Some fashion rules, like not wearing white after Labor Day, are meant to be broken. Others, like not wearing white to someone else’s wedding ― especially when that someone is your daughter-in-law-to-be ― are a bit more rigid.
Perhaps no one has a keener understanding of the latter than Amy Pennza, an author based in Kirtland, Ohio, whose own mother-in-law showed up to Pennza’s 2004 wedding wearing a long, white gown ― or, essentially, a wedding dress.
“That’s probably the one thing I would tell anyone who is planning a wedding ― find out what your mother and your mother-in-law are wearing,” Pennza told HuffPost on Thursday, laughing. “I did not.”
Pennza, whose tweet documenting the fashion faux pas went viral last week, says the incident, which she’s “had plenty of time to get over,” has become the stuff of family legend. Everyone knows about it, but no one ― not even her mother-in-law ― is sure why it happened.
“She just remembers seeing it in Dillard’s and it fit and she felt good in it and it was on sale,” Pennza said. “I have a vivid memory of getting dressed, I’m like half naked with all these people around, and the photographer is taking photos. She came in fully dressed into the foyer and the sun was lit ― in my memory it was a blinding light ― and it couldn’t have been more of a pure, snow-white dress. And I go, ‘You… could be the bride!’ She had this look on her face ― I think someone had already gotten to her at that point and said, ‘What are you doing?’”
Pennza explained that the family had quite a few weddings and wedding-adjacent events that summer to shop for, and while that doesn’t excuse the behavior, it does make more sense in the context of knowing (and loving!) her quirky, deal-hunting MIL.
“If you know her, you’re like, ‘Yeah, that sounds about right, she definitely did that,’” she said. “A year ago IHOP did this marketing stunt where they said they were changing their name to IHOB. When the story broke, she went to IHOP, a place she never goes. She bought a gift card with $10 on it because she thought one day the old logo would be worth money.”
It’s her mother-in-law’s keen ability to spot a bargain ― when we spoke to Pennza, her mother-in-law was taking her children garage-saling ― that Pennza thinks explains it (even if that’s not necessarily the answer people are hoping to hear).
“I wish there were more of a satisfying answer because I feel that way, too, in terms of why she did it,” she said. “I can’t wrap my mind around why she would think that, because she knows you don’t wear ― well, maybe she doesn’t know? I should ask ― you would never wear red to a funeral, you wouldn’t wear white to a wedding. The only possible explanation is that she just could not turn down a sale. She was like, ‘Well, I have a formal event to go to, so I’m wearing this dress.’”

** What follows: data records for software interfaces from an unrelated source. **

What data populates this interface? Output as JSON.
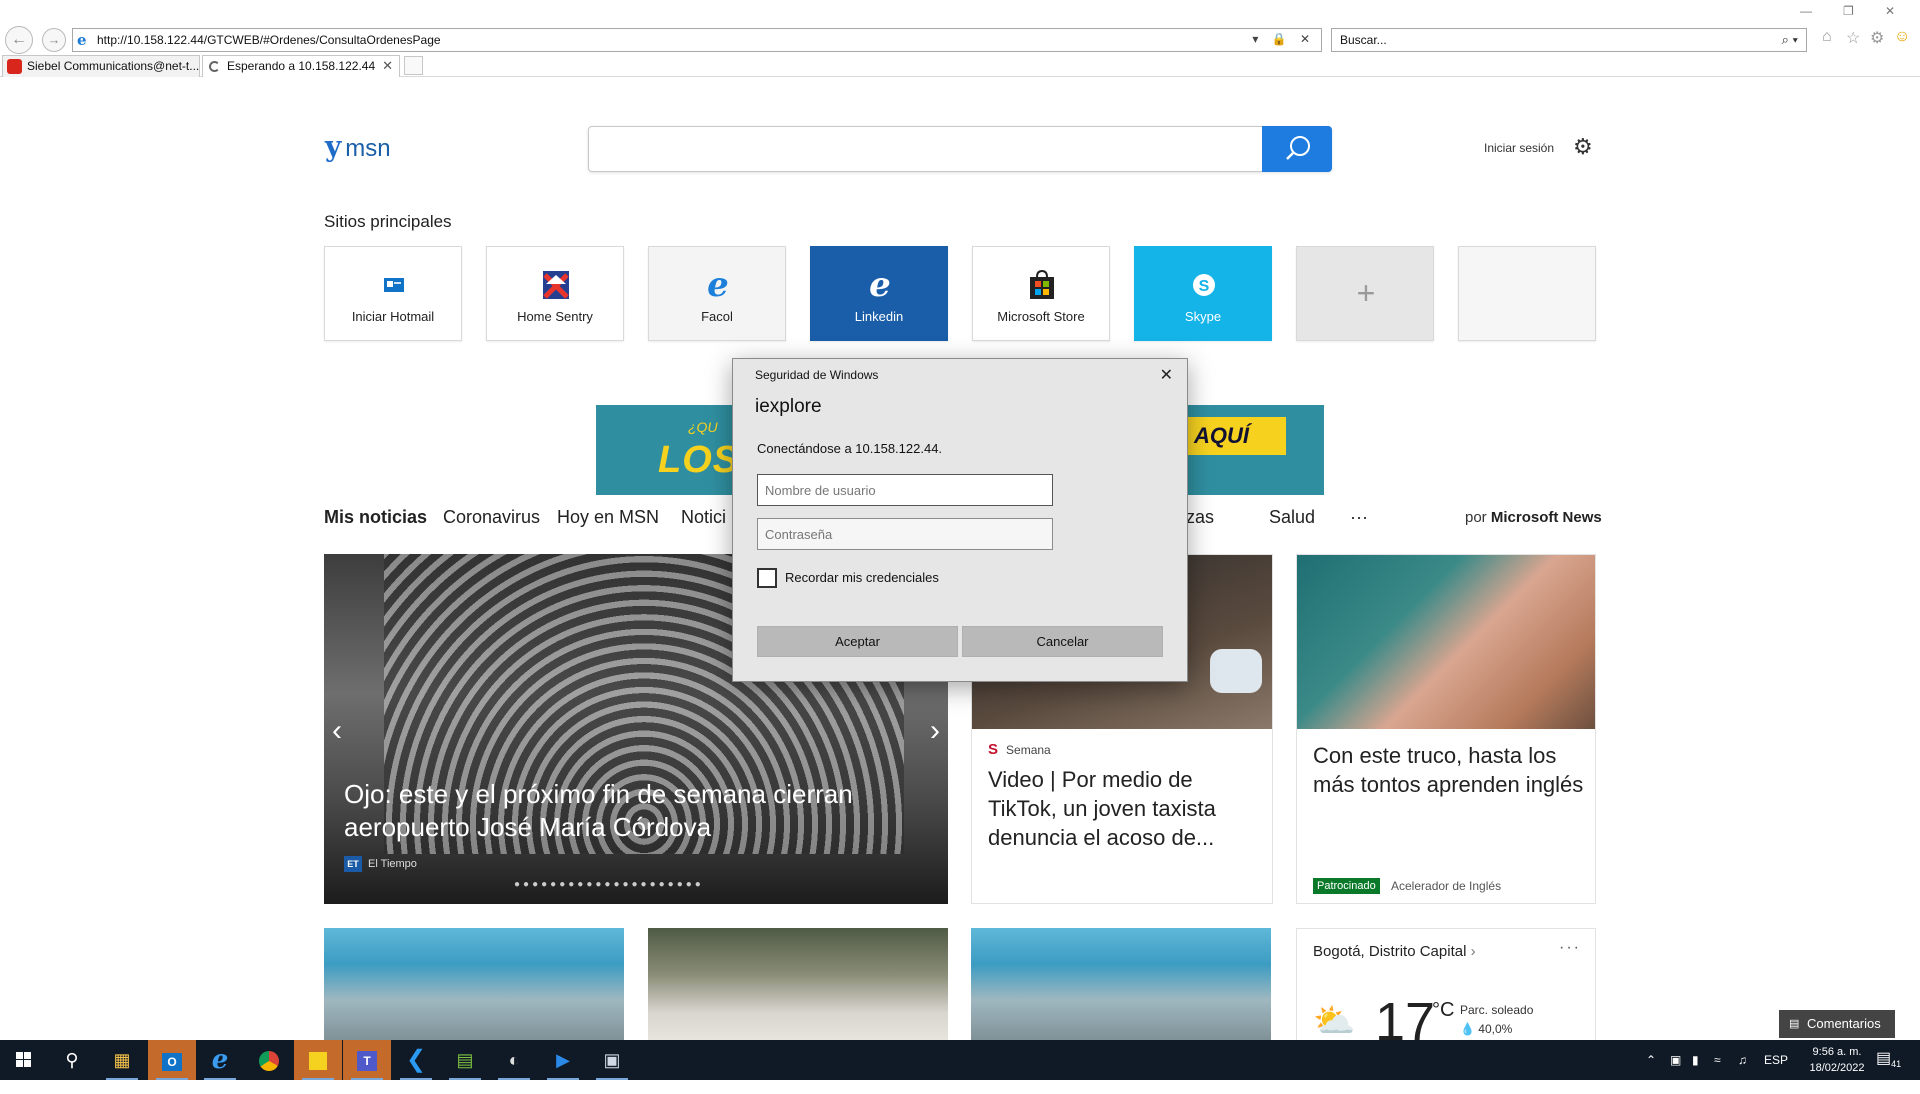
{
  "browser": {
    "url": "http://10.158.122.44/GTCWEB/#Ordenes/ConsultaOrdenesPage",
    "search_placeholder": "Buscar...",
    "tabs": [
      {
        "label": "Siebel Communications@net-t...",
        "active": false
      },
      {
        "label": "Esperando a 10.158.122.44",
        "active": true
      }
    ],
    "address_controls": "▾ 🔒 ✕",
    "search_controls": "⌕ ▾"
  },
  "msn": {
    "logo_text": "msn",
    "signin_label": "Iniciar sesión",
    "top_sites_title": "Sitios principales",
    "tiles": [
      {
        "label": "Iniciar Hotmail",
        "icon": "outlook-icon",
        "bg": "#ffffff"
      },
      {
        "label": "Home Sentry",
        "icon": "home-sentry-icon",
        "bg": "#ffffff"
      },
      {
        "label": "Facol",
        "icon": "ie-icon",
        "bg": "#f4f4f4"
      },
      {
        "label": "Linkedin",
        "icon": "ie-icon",
        "bg": "#1a5da8"
      },
      {
        "label": "Microsoft Store",
        "icon": "store-icon",
        "bg": "#ffffff"
      },
      {
        "label": "Skype",
        "icon": "skype-icon",
        "bg": "#14b4e8"
      },
      {
        "label": "",
        "icon": "plus-icon",
        "bg": "#e6e6e6"
      },
      {
        "label": "",
        "icon": "",
        "bg": "#f6f6f6"
      }
    ],
    "banner_left": "LOS S",
    "banner_left_small": "¿QU",
    "banner_right": "AQUÍ",
    "news_nav": [
      "Mis noticias",
      "Coronavirus",
      "Hoy en MSN",
      "Notici",
      "zas",
      "Salud",
      "···"
    ],
    "by_label": "por",
    "by_brand": "Microsoft News",
    "hero": {
      "title": "Ojo: este y el próximo fin de semana cierran aeropuerto José María Córdova",
      "source": "El Tiempo",
      "source_badge": "ET"
    },
    "card2": {
      "source": "Semana",
      "source_badge": "S",
      "title": "Video | Por medio de TikTok, un joven taxista denuncia el acoso de..."
    },
    "card3": {
      "title": "Con este truco, hasta los más tontos aprenden inglés",
      "badge": "Patrocinado",
      "advertiser": "Acelerador de Inglés"
    },
    "weather": {
      "city": "Bogotá, Distrito Capital",
      "chevron": "›",
      "more": "···",
      "temp": "17",
      "unit": "°C",
      "condition": "Parc. soleado",
      "humidity": "40,0%",
      "humidity_icon": "💧"
    },
    "feedback_label": "Comentarios"
  },
  "dialog": {
    "caption": "Seguridad de Windows",
    "app": "iexplore",
    "message": "Conectándose a 10.158.122.44.",
    "username_placeholder": "Nombre de usuario",
    "password_placeholder": "Contraseña",
    "remember_label": "Recordar mis credenciales",
    "ok_label": "Aceptar",
    "cancel_label": "Cancelar"
  },
  "taskbar": {
    "language": "ESP",
    "time": "9:56 a. m.",
    "date": "18/02/2022",
    "notification_count": "41"
  },
  "colors": {
    "msn_blue": "#1e7ce0",
    "taskbar": "#101a26",
    "dialog_bg": "#e6e6e6"
  }
}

Pennza is shocked that her tweet blew up the way it did. She posted the tweet, she said, to get a laugh out of her mother-in-law ― who, for the record, has long since apologized profusely for the episode.
“Our whole thing since then has been drilling it into her that she can’t wear white to a wedding,” she said. “I thought it would be funny to troll her a little bit. I did not anticipate it becoming this big of a thing.”
On the other hand, sharing her own story has had its upsides.
“I saw someone else reply that someone wore lingerie to their wedding,” Pennza said. “I was like, ‘Wow! At least I’m not alone. There’s a small club of us.’”